Everyone wants to know how much their house is worth, it’s why every other website on the Internet has a calculator to help you work it out.
For many, their property is an investment for their retirement, so they need to know that it’s got healthy value in it and that there’s some room for growth, but for others, particularly first time buyers, the constant rise doesn’t help at all.
If you’re thinking of buying a house, you’ll need to get more deposit than ever before, but should you make the jump into property ownership or should you wait?
Some big announcements have been made in the past few years by a government hoping to appeal to young people with policies that will help them, and there are also economic factors that will influence decisions.
Here are a few, with our predictions on how they might pan out.
Stamp duty cut
This is a contentious issue.
Stamp duty for properties up to £300,000 and bought by first-time buyers was abolished.
This is estimated to help most buyers to the tune of £5,000 in savings, but the Office for Budget Responsibility predicts it will also increase prices by 0.3%.
It’s still a saving, however, as long as sellers don’t see it as a sly way to justify extra prices.
So far, this has failed to create any changes to the market, with sales not seeing any increase since it was introduced in the budget, but it might take a while for the effect to trickle through.
More houses are being built
Although the figures are confusing, we can see from the Government’s own data that there was an increase in 15% of new houses in the UK in 2016-2017.
It’s made up of a number of factors, including changing of use, conversion etc. but new build homes make up over 183 thousand.
That’s a big increase, and councils are being pressured to release even more land to build many more houses, so we should see even more coming on to the market.
More supply generally equals a softening of prices, and it should allow more first time buyers into the market.
There’s another side to this, too.
As the population grows, many older people are moving out of their homes and into retirement apartments, freeing up even more housing stock.
The future finally looks good for first-time buyers!
Interest rates are still low
In October 1989, the base interest rate was set at 14.875%.
Can you imagine paying today’s mortgage with those sort of rates?

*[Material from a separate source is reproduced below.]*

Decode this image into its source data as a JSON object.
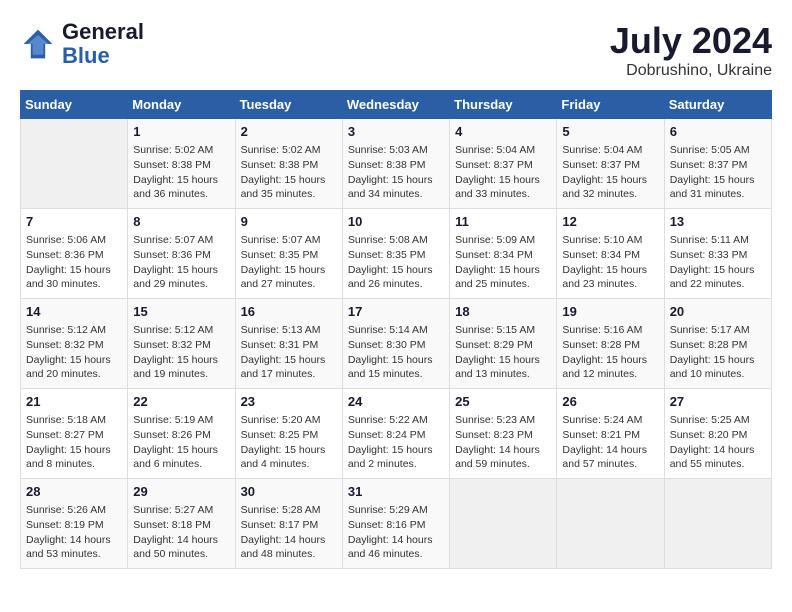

With many people on trackers at one percent above base, it’s hard to imagine ever paying above 10%, but we did back then,
Some people are scared off by worries that it could happen again, but times are different, and it’s unlikely that any rate rises will be that sharp.
Certainly, given the current high rates of borrowing, it would be reckless and dangerous to consider increasing rates too much.
So is it a good time to buy?
This is a tough question to answer because it relies so much on personal circumstances and an understanding that we really don’t know what’s going to happen in the world next week, let alone in the next decade.
But, looking at how things are progressing, if you can afford it, and if you can get the right mortgage, it certainly seems that at the moment, the market is looking up for first-time buyers.